_WHAT YOU ARE ASKED TO DO_
The answer must be every line of the records below that contains the word "JSON", copied out.

_DATA TO USE_
**********

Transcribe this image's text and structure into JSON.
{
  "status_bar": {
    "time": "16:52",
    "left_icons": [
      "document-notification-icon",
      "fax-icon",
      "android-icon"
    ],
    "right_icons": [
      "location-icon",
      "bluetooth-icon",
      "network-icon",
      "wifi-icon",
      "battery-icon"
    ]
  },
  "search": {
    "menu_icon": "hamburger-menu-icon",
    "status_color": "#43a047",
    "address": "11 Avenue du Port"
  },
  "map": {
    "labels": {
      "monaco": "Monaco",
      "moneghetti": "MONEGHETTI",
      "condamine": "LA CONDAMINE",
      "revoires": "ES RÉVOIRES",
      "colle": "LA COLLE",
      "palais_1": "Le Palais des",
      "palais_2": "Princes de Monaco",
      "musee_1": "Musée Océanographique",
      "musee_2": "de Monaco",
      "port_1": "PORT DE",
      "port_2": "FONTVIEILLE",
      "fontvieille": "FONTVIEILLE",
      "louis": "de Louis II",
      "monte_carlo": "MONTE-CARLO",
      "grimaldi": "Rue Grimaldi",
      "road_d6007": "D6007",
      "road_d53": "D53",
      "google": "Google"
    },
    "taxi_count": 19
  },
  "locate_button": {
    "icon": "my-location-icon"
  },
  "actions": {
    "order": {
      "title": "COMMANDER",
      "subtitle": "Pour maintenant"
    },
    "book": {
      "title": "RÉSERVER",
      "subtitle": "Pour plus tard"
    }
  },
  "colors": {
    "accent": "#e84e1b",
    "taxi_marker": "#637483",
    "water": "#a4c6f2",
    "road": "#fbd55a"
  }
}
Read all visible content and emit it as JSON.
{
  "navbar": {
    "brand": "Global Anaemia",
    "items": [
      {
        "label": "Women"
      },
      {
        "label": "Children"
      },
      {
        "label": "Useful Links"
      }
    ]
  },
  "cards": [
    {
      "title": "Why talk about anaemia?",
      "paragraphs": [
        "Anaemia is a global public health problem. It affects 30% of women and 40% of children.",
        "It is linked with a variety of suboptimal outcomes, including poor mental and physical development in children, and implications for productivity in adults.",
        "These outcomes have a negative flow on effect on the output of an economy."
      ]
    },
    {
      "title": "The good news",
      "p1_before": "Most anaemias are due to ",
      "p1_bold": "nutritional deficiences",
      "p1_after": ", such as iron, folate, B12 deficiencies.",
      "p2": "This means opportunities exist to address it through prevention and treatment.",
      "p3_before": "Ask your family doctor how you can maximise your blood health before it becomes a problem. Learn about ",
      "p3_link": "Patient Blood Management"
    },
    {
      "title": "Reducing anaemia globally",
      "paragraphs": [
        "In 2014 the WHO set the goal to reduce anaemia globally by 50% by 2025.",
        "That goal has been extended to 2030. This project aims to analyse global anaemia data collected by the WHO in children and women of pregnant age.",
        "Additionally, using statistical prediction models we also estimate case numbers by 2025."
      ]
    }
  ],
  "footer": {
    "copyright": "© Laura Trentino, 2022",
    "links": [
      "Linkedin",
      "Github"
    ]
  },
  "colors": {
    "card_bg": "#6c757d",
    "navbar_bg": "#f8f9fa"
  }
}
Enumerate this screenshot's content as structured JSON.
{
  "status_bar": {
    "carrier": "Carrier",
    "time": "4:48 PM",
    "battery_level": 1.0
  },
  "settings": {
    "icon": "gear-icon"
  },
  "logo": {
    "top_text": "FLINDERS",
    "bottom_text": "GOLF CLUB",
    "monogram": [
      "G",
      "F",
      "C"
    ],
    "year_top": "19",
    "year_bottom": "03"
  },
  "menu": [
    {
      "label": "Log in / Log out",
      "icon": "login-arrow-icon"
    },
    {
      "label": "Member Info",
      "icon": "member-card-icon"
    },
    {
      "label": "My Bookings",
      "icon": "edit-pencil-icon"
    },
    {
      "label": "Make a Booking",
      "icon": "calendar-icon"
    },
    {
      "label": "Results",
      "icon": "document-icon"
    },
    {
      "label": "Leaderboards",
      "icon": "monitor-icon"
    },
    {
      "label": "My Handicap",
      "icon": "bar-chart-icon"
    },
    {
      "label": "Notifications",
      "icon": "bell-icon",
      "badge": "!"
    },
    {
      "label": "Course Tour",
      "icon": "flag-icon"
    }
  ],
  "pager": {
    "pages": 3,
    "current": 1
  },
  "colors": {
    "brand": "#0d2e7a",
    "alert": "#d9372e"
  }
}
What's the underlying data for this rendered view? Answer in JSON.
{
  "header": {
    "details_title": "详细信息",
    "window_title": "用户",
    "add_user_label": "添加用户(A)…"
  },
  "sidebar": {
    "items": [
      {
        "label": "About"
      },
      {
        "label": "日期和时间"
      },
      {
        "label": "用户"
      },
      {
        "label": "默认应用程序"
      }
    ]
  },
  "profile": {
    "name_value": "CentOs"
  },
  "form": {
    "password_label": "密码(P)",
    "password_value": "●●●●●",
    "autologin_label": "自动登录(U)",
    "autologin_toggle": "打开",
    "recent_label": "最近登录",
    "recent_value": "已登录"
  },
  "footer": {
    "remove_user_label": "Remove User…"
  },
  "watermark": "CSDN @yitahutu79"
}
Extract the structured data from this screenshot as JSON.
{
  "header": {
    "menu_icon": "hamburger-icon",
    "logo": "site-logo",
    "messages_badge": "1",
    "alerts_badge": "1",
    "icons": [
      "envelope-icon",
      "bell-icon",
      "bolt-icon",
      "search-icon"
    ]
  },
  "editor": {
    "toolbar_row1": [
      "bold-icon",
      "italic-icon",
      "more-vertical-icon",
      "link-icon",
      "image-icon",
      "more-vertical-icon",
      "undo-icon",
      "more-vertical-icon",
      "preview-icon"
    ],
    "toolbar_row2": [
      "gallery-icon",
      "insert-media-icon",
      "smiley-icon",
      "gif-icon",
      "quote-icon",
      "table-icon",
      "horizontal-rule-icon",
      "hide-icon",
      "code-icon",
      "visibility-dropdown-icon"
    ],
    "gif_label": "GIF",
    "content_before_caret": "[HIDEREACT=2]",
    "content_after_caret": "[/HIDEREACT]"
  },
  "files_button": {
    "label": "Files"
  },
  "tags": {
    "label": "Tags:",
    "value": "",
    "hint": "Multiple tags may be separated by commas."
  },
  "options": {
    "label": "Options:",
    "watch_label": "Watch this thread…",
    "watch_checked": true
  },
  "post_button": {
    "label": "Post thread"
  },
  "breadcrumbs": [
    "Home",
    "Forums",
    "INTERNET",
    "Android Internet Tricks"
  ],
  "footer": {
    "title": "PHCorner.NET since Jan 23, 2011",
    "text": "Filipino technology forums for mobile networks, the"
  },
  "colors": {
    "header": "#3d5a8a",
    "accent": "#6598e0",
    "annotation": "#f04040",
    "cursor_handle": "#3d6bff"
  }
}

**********

_RESULT OF THE TASK_
Transcribe this image's text and structure into JSON.
Read all visible content and emit it as JSON.
Enumerate this screenshot's content as structured JSON.
What's the underlying data for this rendered view? Answer in JSON.
Extract the structured data from this screenshot as JSON.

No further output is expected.